App and web page records:
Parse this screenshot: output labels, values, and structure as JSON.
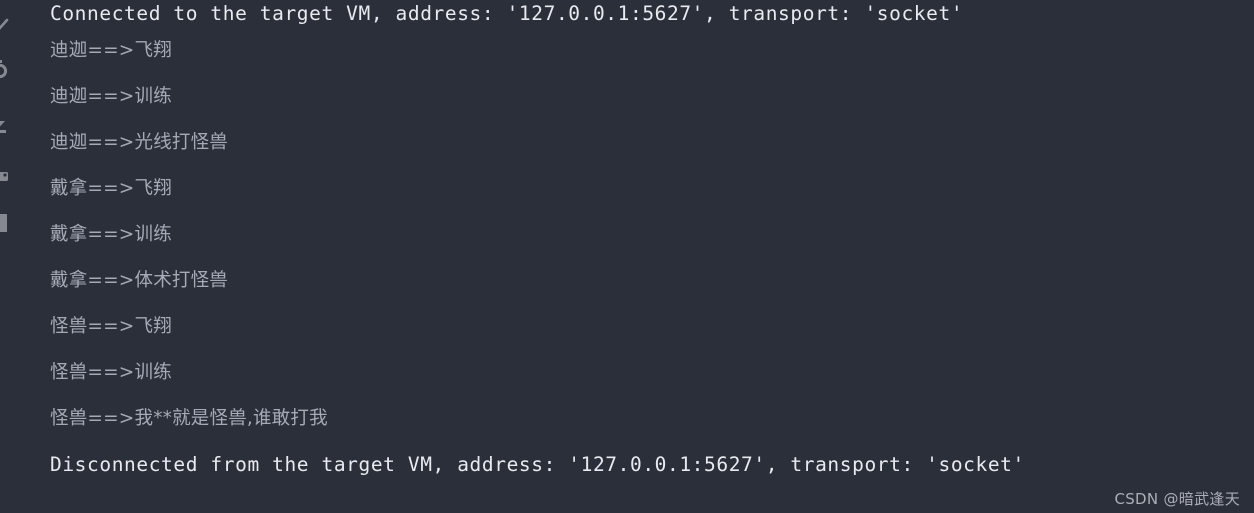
{
  "window": {
    "background_color": "#2b2f3a",
    "system_text_color": "#e8eaf0",
    "stdout_text_color": "#a6aab6"
  },
  "gutter": {
    "icons": [
      {
        "name": "rerun-icon",
        "label": "Rerun"
      },
      {
        "name": "restart-icon",
        "label": "Restart"
      },
      {
        "name": "thread-dump-icon",
        "label": "Thread Dump"
      },
      {
        "name": "settings-icon",
        "label": "Settings"
      },
      {
        "name": "print-icon",
        "label": "Print"
      }
    ]
  },
  "console": {
    "lines": [
      {
        "type": "system",
        "text": "Connected to the target VM, address: '127.0.0.1:5627', transport: 'socket'"
      },
      {
        "type": "stdout",
        "text": "迪迦==>飞翔"
      },
      {
        "type": "stdout",
        "text": "迪迦==>训练"
      },
      {
        "type": "stdout",
        "text": "迪迦==>光线打怪兽"
      },
      {
        "type": "stdout",
        "text": "戴拿==>飞翔"
      },
      {
        "type": "stdout",
        "text": "戴拿==>训练"
      },
      {
        "type": "stdout",
        "text": "戴拿==>体术打怪兽"
      },
      {
        "type": "stdout",
        "text": "怪兽==>飞翔"
      },
      {
        "type": "stdout",
        "text": "怪兽==>训练"
      },
      {
        "type": "stdout",
        "text": "怪兽==>我**就是怪兽,谁敢打我"
      },
      {
        "type": "system",
        "text": "Disconnected from the target VM, address: '127.0.0.1:5627', transport: 'socket'"
      }
    ]
  },
  "watermark": {
    "text": "CSDN @暗武逢天"
  }
}
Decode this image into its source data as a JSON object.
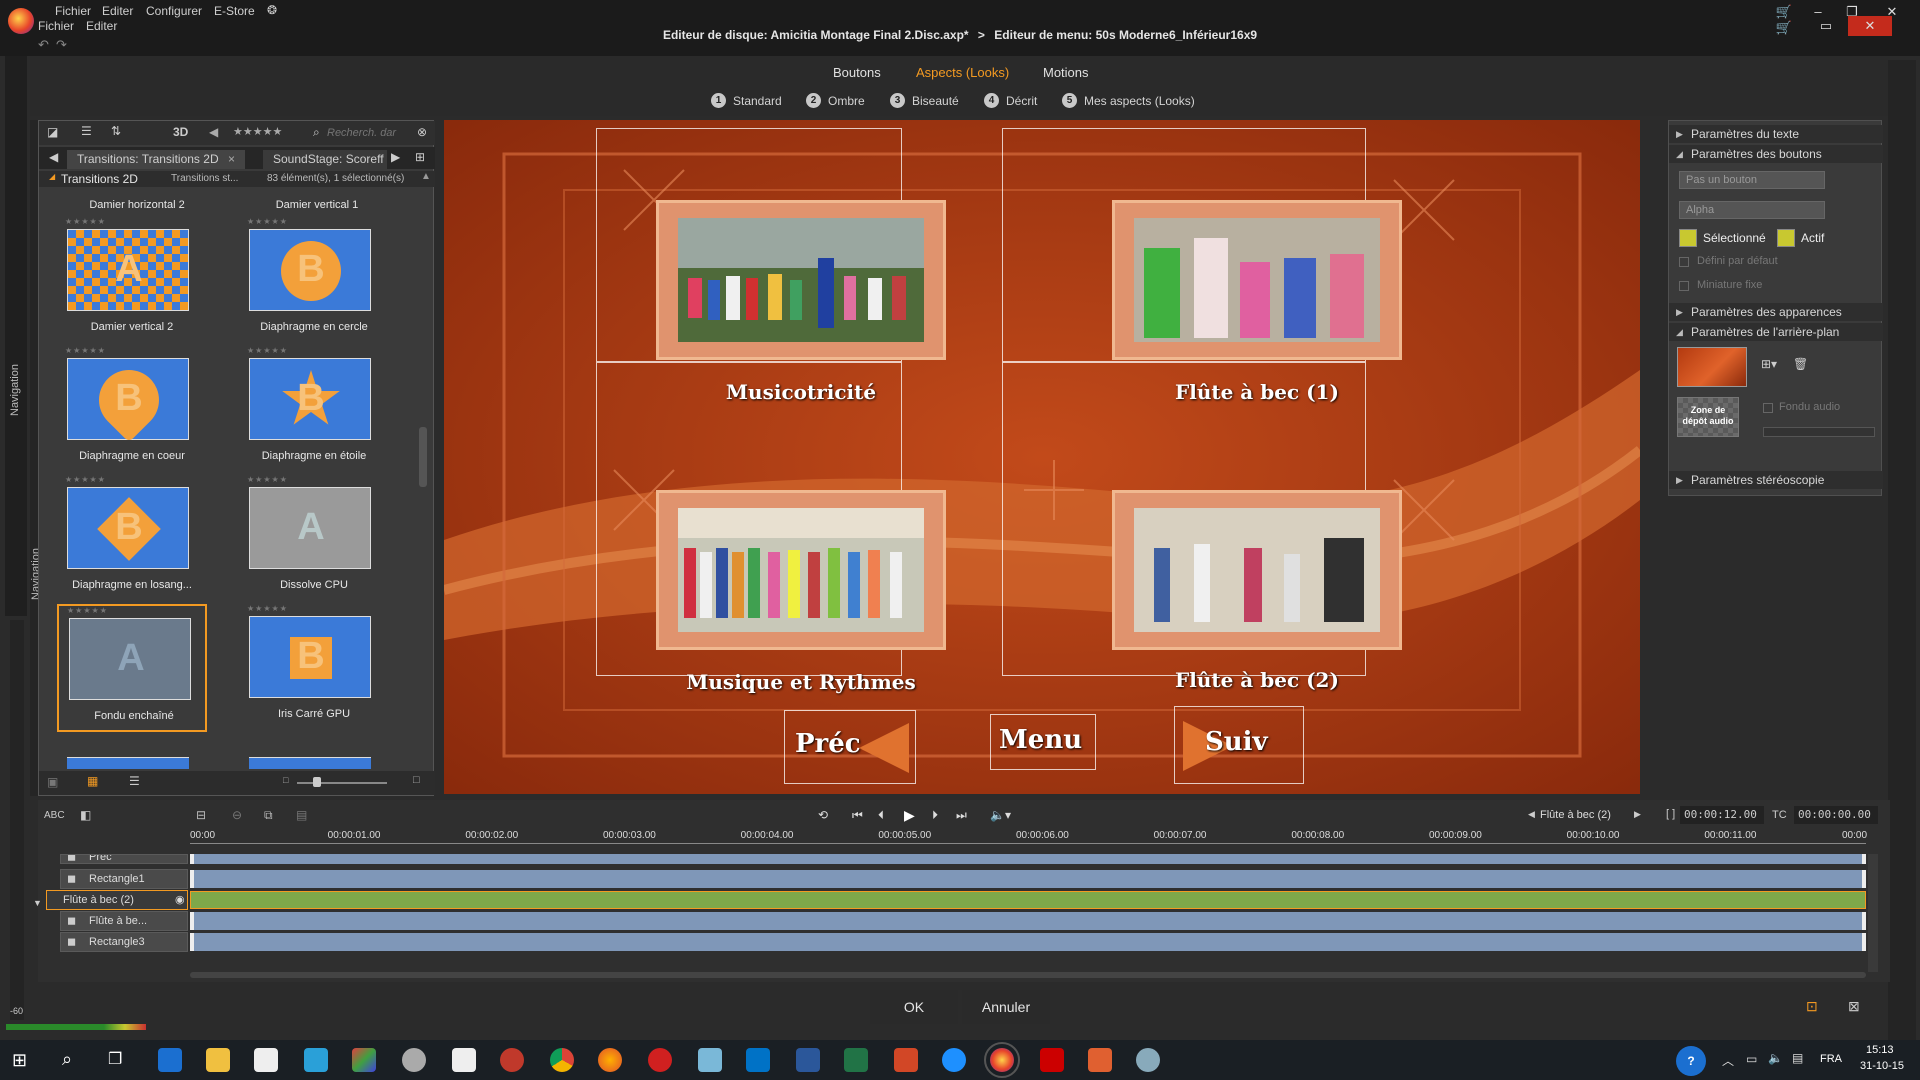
{
  "app": {
    "menu_top": [
      "Fichier",
      "Editer",
      "Configurer",
      "E-Store"
    ],
    "menu_bottom": [
      "Fichier",
      "Editer"
    ],
    "path_disc": "Editeur de disque: Amicitia Montage Final 2.Disc.axp*",
    "path_sep": ">",
    "path_menu": "Editeur de menu: 50s Moderne6_Inférieur16x9"
  },
  "tabs": [
    {
      "label": "Boutons"
    },
    {
      "label": "Aspects (Looks)"
    },
    {
      "label": "Motions"
    }
  ],
  "substeps": [
    {
      "num": "1",
      "label": "Standard"
    },
    {
      "num": "2",
      "label": "Ombre"
    },
    {
      "num": "3",
      "label": "Biseauté"
    },
    {
      "num": "4",
      "label": "Décrit"
    },
    {
      "num": "5",
      "label": "Mes aspects (Looks)"
    }
  ],
  "side": {
    "nav1": "Navigation",
    "nav2": "Navigation"
  },
  "library": {
    "tool_3d": "3D",
    "stars": "★★★★★",
    "search_placeholder": "Recherch. dar",
    "tab1": "Transitions: Transitions 2D",
    "tab1_close": "×",
    "tab2": "SoundStage: Scoreff",
    "folder": "Transitions 2D",
    "crumb": "Transitions st...",
    "count": "83 élément(s), 1 sélectionné(s)",
    "top_row": [
      "Damier horizontal 2",
      "Damier vertical 1"
    ],
    "tiles": [
      {
        "name": "Damier vertical 2",
        "letter": "A"
      },
      {
        "name": "Diaphragme en cercle",
        "letter": "B"
      },
      {
        "name": "Diaphragme en coeur",
        "letter": "B"
      },
      {
        "name": "Diaphragme en étoile",
        "letter": "B"
      },
      {
        "name": "Diaphragme en losang...",
        "letter": "B"
      },
      {
        "name": "Dissolve CPU",
        "letter": "A"
      },
      {
        "name": "Fondu enchaîné",
        "letter": "A"
      },
      {
        "name": "Iris Carré GPU",
        "letter": "B"
      }
    ],
    "tile_stars": "★★★★★"
  },
  "preview": {
    "buttons": [
      {
        "caption": "Musicotricité"
      },
      {
        "caption": "Flûte à bec (1)"
      },
      {
        "caption": "Musique et Rythmes"
      },
      {
        "caption": "Flûte à bec (2)"
      }
    ],
    "nav": {
      "prev": "Préc",
      "menu": "Menu",
      "next": "Suiv"
    }
  },
  "props": {
    "sec_text": "Paramètres du texte",
    "sec_buttons": "Paramètres des boutons",
    "dd1": "Pas un bouton",
    "dd2": "Alpha",
    "selected_label": "Sélectionné",
    "active_label": "Actif",
    "default_label": "Défini par défaut",
    "thumb_label": "Miniature fixe",
    "sec_appear": "Paramètres des apparences",
    "sec_bg": "Paramètres de l'arrière-plan",
    "audio_drop": "Zone de dépôt audio",
    "audio_fade": "Fondu audio",
    "sec_stereo": "Paramètres stéréoscopie"
  },
  "timeline": {
    "abc": "ABC",
    "current_item": "Flûte à bec (2)",
    "duration": "00:00:12.00",
    "tc_label": "TC",
    "tc": "00:00:00.00",
    "ticks": [
      "00:00",
      "00:00:01.00",
      "00:00:02.00",
      "00:00:03.00",
      "00:00:04.00",
      "00:00:05.00",
      "00:00:06.00",
      "00:00:07.00",
      "00:00:08.00",
      "00:00:09.00",
      "00:00:10.00",
      "00:00:11.00",
      "00:00"
    ],
    "tracks": [
      {
        "name": "Préc"
      },
      {
        "name": "Rectangle1"
      },
      {
        "name": "Flûte à bec (2)"
      },
      {
        "name": "Flûte à be..."
      },
      {
        "name": "Rectangle3"
      }
    ],
    "level": "-60"
  },
  "dialog": {
    "ok": "OK",
    "cancel": "Annuler"
  },
  "taskbar": {
    "lang": "FRA",
    "time": "15:13",
    "date": "31-10-15"
  },
  "colors": {
    "accent": "#f39a22",
    "preview_bg": "#a6360f",
    "track": "#7f97b8",
    "track_active": "#7ea84a"
  }
}
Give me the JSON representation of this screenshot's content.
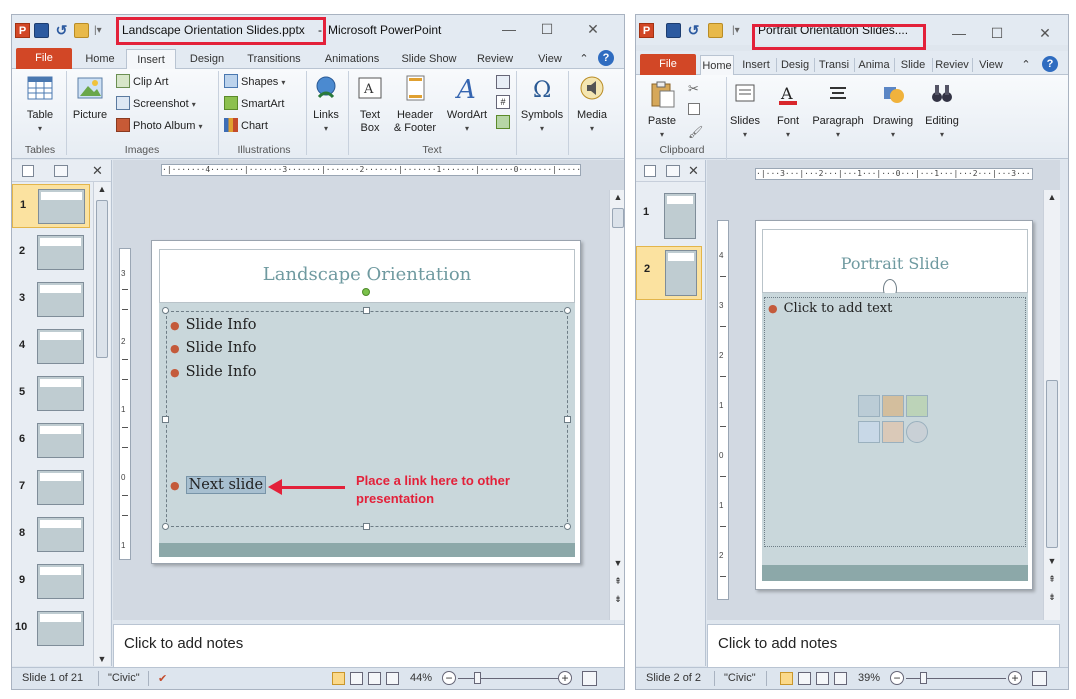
{
  "left": {
    "window_title_file": "Landscape Orientation Slides.pptx",
    "window_title_sep": "-",
    "window_title_app": "Microsoft PowerPoint",
    "tabs": [
      "File",
      "Home",
      "Insert",
      "Design",
      "Transitions",
      "Animations",
      "Slide Show",
      "Review",
      "View"
    ],
    "ribbon": {
      "tables": "Table",
      "tables_group": "Tables",
      "picture": "Picture",
      "clip_art": "Clip Art",
      "screenshot": "Screenshot",
      "photo_album": "Photo Album",
      "images_group": "Images",
      "shapes": "Shapes",
      "smartart": "SmartArt",
      "chart": "Chart",
      "illustrations_group": "Illustrations",
      "links": "Links",
      "text_box_1": "Text",
      "text_box_2": "Box",
      "header_footer_1": "Header",
      "header_footer_2": "& Footer",
      "wordart": "WordArt",
      "text_group": "Text",
      "symbols": "Symbols",
      "media": "Media"
    },
    "thumbnails": [
      "1",
      "2",
      "3",
      "4",
      "5",
      "6",
      "7",
      "8",
      "9",
      "10"
    ],
    "ruler_h": "·|·······4·······|·······3·······|·······2·······|·······1·······|·······0·······|·······1·······|·······2·······|·······3·······|·······4·······|·",
    "slide": {
      "title": "Landscape Orientation",
      "bullets": [
        "Slide Info",
        "Slide Info",
        "Slide Info"
      ],
      "link_bullet": "Next slide"
    },
    "annotation_line1": "Place a link here to other",
    "annotation_line2": "presentation",
    "notes": "Click to add notes",
    "status": {
      "slide": "Slide 1 of 21",
      "theme": "\"Civic\"",
      "zoom": "44%"
    }
  },
  "right": {
    "window_title_file": "Portrait Orientation Slides....",
    "tabs": [
      "File",
      "Home",
      "Insert",
      "Desig",
      "Transi",
      "Anima",
      "Slide",
      "Reviev",
      "View"
    ],
    "ribbon": {
      "paste": "Paste",
      "clipboard_group": "Clipboard",
      "slides": "Slides",
      "font": "Font",
      "paragraph": "Paragraph",
      "drawing": "Drawing",
      "editing": "Editing"
    },
    "thumbnails": [
      "1",
      "2"
    ],
    "ruler_h": "·|···3···|···2···|···1···|···0···|···1···|···2···|···3···|·",
    "slide": {
      "title": "Portrait Slide",
      "bullet": "Click to add text"
    },
    "notes": "Click to add notes",
    "status": {
      "slide": "Slide 2 of 2",
      "theme": "\"Civic\"",
      "zoom": "39%"
    }
  },
  "colors": {
    "file_tab": "#d24726",
    "highlight": "#e3213a",
    "slide_title": "#6f9aa0",
    "slide_body": "#c9d7db",
    "footer_band": "#8ca8a9"
  }
}
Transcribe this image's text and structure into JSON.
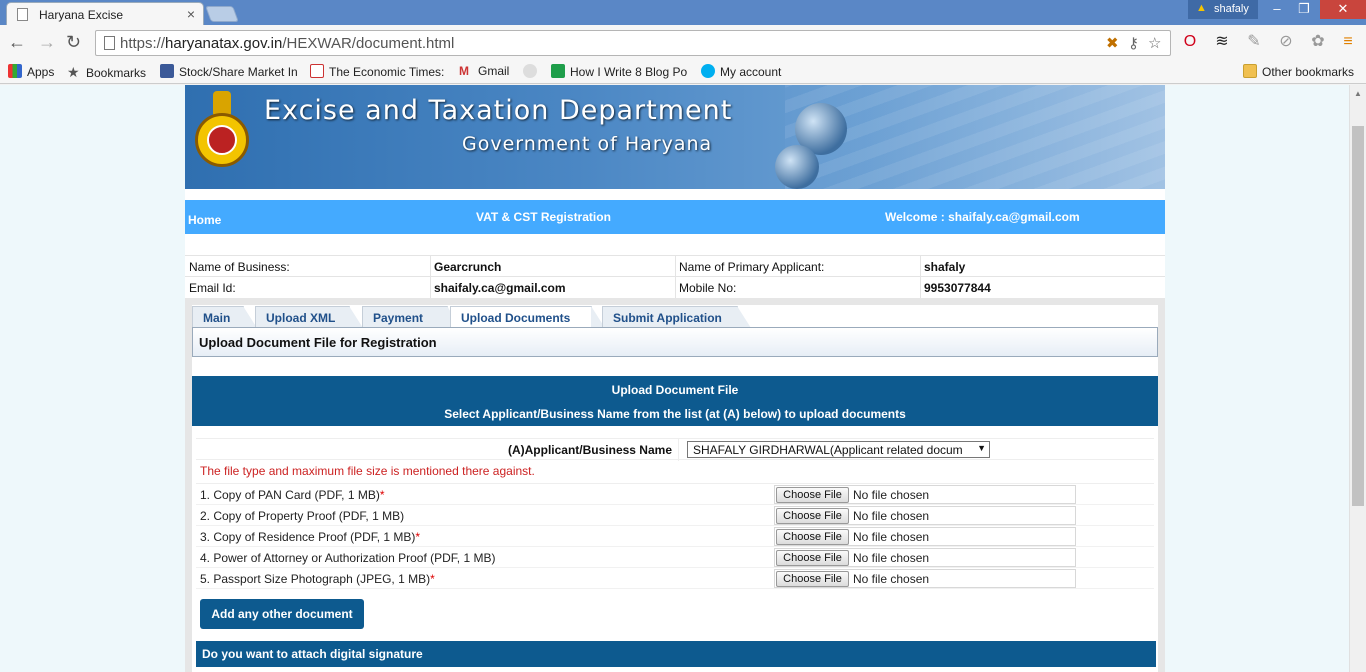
{
  "browser": {
    "tab_title": "Haryana Excise",
    "tab_close": "×",
    "user_name": "shafaly",
    "url_prefix": "https://",
    "url_host": "haryanatax.gov.in",
    "url_path": "/HEXWAR/document.html",
    "bookmarks": {
      "apps": "Apps",
      "bookmarks": "Bookmarks",
      "stock": "Stock/Share Market In",
      "et": "The Economic Times:",
      "gmail": "Gmail",
      "blog": "How I Write 8 Blog Po",
      "account": "My account",
      "other": "Other bookmarks"
    }
  },
  "header": {
    "title": "Excise and Taxation Department",
    "subtitle": "Government of Haryana"
  },
  "nav": {
    "home": "Home",
    "section": "VAT & CST Registration",
    "welcome": "Welcome : shaifaly.ca@gmail.com"
  },
  "info": {
    "business_label": "Name of Business:",
    "business_value": "Gearcrunch",
    "applicant_label": "Name of Primary Applicant:",
    "applicant_value": "shafaly",
    "email_label": "Email Id:",
    "email_value": "shaifaly.ca@gmail.com",
    "mobile_label": "Mobile No:",
    "mobile_value": "9953077844"
  },
  "tabs": [
    "Main",
    "Upload XML",
    "Payment",
    "Upload Documents",
    "Submit Application"
  ],
  "panel_title": "Upload Document File for Registration",
  "upload": {
    "heading": "Upload Document File",
    "subheading": "Select Applicant/Business Name from the list (at (A) below) to upload documents",
    "select_label": "(A)Applicant/Business Name",
    "select_value": "SHAFALY GIRDHARWAL(Applicant related docum",
    "note": "The file type and maximum file size is mentioned there against.",
    "documents": [
      {
        "label": "1. Copy of PAN Card (PDF, 1 MB)",
        "required": "*"
      },
      {
        "label": "2. Copy of Property Proof (PDF, 1 MB)",
        "required": ""
      },
      {
        "label": "3. Copy of Residence Proof (PDF, 1 MB)",
        "required": "*"
      },
      {
        "label": "4. Power of Attorney or Authorization Proof (PDF, 1 MB)",
        "required": ""
      },
      {
        "label": "5. Passport Size Photograph (JPEG, 1 MB)",
        "required": "*"
      }
    ],
    "choose_file": "Choose File",
    "no_file": "No file chosen",
    "add_button": "Add any other document",
    "signature_heading": "Do you want to attach digital signature"
  }
}
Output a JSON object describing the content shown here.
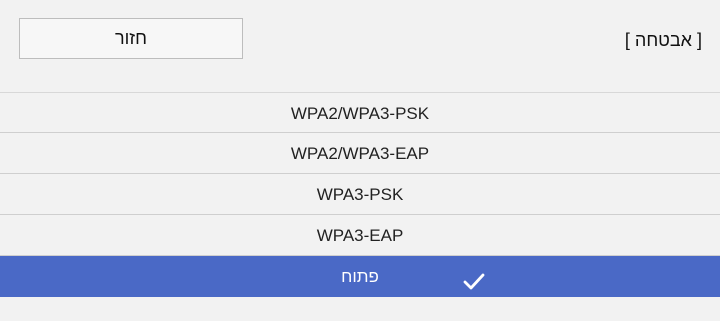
{
  "header": {
    "title": "[ אבטחה ]",
    "back_label": "חזור"
  },
  "options": [
    {
      "label": "WPA2/WPA3-PSK",
      "selected": false
    },
    {
      "label": "WPA2/WPA3-EAP",
      "selected": false
    },
    {
      "label": "WPA3-PSK",
      "selected": false
    },
    {
      "label": "WPA3-EAP",
      "selected": false
    },
    {
      "label": "פתוח",
      "selected": true,
      "icon": "check-icon"
    }
  ],
  "colors": {
    "background": "#f2f2f2",
    "selected_row": "#4a69c6",
    "selected_text": "#ffffff"
  }
}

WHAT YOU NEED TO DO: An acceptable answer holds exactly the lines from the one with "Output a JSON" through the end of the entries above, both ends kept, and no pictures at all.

SOLVED PROBLEM:
Output a JSON object describing the content shown here.
{
  "header": {
    "title": "[ אבטחה ]",
    "back_label": "חזור"
  },
  "options": [
    {
      "label": "WPA2/WPA3-PSK",
      "selected": false
    },
    {
      "label": "WPA2/WPA3-EAP",
      "selected": false
    },
    {
      "label": "WPA3-PSK",
      "selected": false
    },
    {
      "label": "WPA3-EAP",
      "selected": false
    },
    {
      "label": "פתוח",
      "selected": true,
      "icon": "check-icon"
    }
  ],
  "colors": {
    "background": "#f2f2f2",
    "selected_row": "#4a69c6",
    "selected_text": "#ffffff"
  }
}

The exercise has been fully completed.